● Element data from apps and pages
---*---
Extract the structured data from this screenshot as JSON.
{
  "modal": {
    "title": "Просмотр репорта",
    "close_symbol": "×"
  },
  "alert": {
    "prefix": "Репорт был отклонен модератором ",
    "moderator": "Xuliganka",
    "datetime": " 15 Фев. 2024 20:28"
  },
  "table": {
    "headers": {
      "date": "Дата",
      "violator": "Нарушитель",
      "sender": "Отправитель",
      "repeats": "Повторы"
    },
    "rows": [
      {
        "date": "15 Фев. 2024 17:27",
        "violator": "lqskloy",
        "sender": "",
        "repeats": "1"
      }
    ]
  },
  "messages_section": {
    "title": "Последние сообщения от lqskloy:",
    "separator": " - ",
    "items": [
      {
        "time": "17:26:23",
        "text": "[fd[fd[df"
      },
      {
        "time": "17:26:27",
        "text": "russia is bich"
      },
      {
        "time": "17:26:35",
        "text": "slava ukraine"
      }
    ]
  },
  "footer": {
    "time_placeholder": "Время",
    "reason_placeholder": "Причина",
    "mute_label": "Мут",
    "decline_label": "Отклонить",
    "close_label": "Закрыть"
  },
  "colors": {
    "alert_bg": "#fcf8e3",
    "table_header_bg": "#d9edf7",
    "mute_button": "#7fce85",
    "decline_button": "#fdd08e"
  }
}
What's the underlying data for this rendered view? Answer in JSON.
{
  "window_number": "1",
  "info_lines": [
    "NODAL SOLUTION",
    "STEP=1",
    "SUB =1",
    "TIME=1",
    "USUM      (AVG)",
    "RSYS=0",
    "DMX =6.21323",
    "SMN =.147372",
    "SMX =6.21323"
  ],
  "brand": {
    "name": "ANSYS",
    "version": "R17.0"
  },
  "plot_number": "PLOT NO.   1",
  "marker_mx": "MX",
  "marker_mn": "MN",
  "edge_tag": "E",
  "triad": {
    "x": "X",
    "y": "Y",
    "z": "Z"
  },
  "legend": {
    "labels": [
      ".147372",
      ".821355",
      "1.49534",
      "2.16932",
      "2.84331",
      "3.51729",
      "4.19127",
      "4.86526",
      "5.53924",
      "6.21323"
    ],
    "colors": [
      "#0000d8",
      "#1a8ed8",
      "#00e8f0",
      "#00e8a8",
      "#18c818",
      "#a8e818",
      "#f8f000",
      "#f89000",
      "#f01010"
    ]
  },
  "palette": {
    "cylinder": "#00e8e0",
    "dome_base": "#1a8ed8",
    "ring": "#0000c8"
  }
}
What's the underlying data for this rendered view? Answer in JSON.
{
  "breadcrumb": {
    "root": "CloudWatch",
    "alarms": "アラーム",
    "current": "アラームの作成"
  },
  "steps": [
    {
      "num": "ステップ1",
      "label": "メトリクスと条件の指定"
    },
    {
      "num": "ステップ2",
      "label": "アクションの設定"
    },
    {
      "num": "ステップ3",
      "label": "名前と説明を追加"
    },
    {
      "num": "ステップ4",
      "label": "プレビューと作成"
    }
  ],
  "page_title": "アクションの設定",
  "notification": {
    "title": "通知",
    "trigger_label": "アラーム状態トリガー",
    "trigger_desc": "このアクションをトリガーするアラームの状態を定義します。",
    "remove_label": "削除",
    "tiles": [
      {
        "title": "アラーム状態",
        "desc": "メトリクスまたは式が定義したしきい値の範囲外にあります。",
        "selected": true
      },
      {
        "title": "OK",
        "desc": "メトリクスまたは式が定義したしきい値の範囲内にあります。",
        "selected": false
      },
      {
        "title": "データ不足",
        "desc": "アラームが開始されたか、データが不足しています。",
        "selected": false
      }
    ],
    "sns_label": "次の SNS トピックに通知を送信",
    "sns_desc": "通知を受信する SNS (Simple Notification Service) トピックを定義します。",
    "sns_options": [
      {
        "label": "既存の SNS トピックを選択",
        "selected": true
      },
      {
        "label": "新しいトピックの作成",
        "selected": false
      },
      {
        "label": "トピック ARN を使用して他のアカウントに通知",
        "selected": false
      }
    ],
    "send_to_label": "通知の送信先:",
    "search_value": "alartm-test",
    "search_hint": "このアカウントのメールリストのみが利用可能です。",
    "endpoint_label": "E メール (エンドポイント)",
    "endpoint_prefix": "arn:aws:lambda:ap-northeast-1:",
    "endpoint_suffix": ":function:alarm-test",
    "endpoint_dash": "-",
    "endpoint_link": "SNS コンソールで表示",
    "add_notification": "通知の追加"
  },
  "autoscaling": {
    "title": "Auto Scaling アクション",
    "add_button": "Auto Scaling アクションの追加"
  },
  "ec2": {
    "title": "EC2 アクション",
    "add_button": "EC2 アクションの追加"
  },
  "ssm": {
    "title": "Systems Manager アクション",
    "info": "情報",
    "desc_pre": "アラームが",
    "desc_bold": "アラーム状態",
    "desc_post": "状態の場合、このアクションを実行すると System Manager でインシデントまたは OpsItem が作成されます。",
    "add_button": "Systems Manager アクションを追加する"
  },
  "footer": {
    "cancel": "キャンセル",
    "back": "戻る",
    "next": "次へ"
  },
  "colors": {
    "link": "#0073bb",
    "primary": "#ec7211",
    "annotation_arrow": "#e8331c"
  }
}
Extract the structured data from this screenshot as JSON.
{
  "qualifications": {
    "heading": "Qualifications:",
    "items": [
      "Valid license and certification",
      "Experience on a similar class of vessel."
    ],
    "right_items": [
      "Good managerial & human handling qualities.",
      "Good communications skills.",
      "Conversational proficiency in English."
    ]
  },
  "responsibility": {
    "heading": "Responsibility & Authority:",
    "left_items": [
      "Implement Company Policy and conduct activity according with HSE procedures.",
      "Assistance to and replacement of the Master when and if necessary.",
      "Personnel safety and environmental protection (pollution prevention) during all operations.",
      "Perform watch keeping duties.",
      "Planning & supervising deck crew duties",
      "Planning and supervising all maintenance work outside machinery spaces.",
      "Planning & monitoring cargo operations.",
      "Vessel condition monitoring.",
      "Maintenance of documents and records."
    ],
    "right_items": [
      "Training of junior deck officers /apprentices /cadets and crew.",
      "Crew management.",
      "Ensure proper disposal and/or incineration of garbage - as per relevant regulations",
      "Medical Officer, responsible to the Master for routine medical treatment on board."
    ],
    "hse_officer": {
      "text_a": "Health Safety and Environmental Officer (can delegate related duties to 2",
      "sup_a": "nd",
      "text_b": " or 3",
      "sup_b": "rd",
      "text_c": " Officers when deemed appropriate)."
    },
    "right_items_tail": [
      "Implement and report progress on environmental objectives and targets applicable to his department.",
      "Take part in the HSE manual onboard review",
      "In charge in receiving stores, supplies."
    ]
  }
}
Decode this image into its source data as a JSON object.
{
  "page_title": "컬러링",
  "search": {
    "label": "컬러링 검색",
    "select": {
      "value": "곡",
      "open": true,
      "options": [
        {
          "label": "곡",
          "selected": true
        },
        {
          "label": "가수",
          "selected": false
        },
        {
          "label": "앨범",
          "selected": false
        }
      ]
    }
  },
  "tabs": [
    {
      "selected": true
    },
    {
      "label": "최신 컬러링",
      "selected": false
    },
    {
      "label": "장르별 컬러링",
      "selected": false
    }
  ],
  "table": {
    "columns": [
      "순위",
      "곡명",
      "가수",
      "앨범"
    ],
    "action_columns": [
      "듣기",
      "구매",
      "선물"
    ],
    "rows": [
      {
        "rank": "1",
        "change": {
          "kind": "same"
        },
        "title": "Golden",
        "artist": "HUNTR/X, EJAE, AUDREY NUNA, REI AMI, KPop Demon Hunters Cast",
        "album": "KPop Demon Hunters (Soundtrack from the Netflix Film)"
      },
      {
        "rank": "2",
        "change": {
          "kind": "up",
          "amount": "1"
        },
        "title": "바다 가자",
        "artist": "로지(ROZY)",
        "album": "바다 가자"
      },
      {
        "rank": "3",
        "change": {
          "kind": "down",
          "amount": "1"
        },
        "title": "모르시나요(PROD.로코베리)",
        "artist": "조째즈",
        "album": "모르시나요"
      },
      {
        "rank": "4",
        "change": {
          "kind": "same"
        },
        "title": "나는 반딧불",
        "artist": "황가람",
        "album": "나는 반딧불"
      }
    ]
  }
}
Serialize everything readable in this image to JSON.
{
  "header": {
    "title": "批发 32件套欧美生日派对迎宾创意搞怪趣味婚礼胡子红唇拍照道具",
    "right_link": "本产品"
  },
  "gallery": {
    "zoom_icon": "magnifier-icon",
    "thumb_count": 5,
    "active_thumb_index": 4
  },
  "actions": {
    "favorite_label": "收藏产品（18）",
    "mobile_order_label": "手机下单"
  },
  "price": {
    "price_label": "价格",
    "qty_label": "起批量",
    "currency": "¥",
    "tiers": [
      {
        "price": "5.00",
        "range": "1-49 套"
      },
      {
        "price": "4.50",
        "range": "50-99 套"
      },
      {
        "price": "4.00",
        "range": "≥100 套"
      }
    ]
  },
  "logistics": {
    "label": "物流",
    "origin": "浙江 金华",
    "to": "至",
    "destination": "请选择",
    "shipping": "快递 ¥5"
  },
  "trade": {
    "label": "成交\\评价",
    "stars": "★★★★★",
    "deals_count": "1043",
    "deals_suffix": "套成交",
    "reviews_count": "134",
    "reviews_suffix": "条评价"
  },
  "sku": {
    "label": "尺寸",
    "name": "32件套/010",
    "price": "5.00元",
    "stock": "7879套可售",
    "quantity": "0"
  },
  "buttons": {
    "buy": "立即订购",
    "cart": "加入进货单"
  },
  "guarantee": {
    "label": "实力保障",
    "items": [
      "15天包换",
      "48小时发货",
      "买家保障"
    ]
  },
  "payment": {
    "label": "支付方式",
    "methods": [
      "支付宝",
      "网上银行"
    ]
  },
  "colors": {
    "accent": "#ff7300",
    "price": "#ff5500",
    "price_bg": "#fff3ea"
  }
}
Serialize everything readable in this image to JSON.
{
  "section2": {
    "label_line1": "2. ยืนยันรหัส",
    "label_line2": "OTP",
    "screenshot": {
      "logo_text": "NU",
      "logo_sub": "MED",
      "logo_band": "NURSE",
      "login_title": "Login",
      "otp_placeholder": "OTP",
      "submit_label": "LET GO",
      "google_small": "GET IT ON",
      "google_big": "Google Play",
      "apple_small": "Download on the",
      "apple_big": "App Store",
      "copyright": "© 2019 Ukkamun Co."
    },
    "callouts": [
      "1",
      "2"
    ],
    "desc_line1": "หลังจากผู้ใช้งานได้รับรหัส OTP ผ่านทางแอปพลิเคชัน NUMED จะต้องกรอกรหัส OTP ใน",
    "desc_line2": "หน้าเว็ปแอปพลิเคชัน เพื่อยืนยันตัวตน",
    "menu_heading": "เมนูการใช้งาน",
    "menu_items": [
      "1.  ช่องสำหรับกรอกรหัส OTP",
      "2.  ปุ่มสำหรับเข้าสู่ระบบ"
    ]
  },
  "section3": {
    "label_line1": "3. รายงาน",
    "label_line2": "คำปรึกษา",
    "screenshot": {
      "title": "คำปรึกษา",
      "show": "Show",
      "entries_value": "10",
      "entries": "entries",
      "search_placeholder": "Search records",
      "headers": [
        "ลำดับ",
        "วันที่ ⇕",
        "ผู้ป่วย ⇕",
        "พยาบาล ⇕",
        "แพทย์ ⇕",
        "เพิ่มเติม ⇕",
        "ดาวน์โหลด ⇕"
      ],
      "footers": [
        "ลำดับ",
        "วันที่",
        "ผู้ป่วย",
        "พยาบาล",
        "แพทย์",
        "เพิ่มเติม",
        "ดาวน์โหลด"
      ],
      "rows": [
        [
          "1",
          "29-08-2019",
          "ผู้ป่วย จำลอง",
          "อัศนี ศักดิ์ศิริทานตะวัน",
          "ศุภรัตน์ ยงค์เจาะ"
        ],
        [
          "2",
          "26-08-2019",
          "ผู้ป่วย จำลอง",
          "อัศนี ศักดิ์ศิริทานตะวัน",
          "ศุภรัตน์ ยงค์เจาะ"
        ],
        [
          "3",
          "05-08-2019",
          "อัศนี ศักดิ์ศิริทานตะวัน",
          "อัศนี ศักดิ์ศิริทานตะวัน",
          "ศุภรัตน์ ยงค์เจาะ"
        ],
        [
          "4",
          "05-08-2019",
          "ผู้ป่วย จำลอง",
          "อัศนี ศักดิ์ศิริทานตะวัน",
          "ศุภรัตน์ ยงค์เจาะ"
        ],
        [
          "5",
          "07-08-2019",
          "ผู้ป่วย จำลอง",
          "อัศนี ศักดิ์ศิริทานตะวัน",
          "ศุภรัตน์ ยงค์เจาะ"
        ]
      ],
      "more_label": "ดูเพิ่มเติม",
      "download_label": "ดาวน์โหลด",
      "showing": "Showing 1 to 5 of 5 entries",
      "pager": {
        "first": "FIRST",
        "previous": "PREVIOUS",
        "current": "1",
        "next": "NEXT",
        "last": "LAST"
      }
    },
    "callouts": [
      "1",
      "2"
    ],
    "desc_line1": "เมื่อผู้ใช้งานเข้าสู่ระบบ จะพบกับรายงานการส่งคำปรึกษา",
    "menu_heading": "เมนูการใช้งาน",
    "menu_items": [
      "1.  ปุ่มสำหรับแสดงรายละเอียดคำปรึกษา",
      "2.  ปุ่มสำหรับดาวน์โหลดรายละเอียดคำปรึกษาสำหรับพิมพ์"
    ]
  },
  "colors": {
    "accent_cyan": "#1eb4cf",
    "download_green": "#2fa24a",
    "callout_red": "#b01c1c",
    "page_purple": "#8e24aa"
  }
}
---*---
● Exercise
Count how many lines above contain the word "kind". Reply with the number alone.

● Expected output
4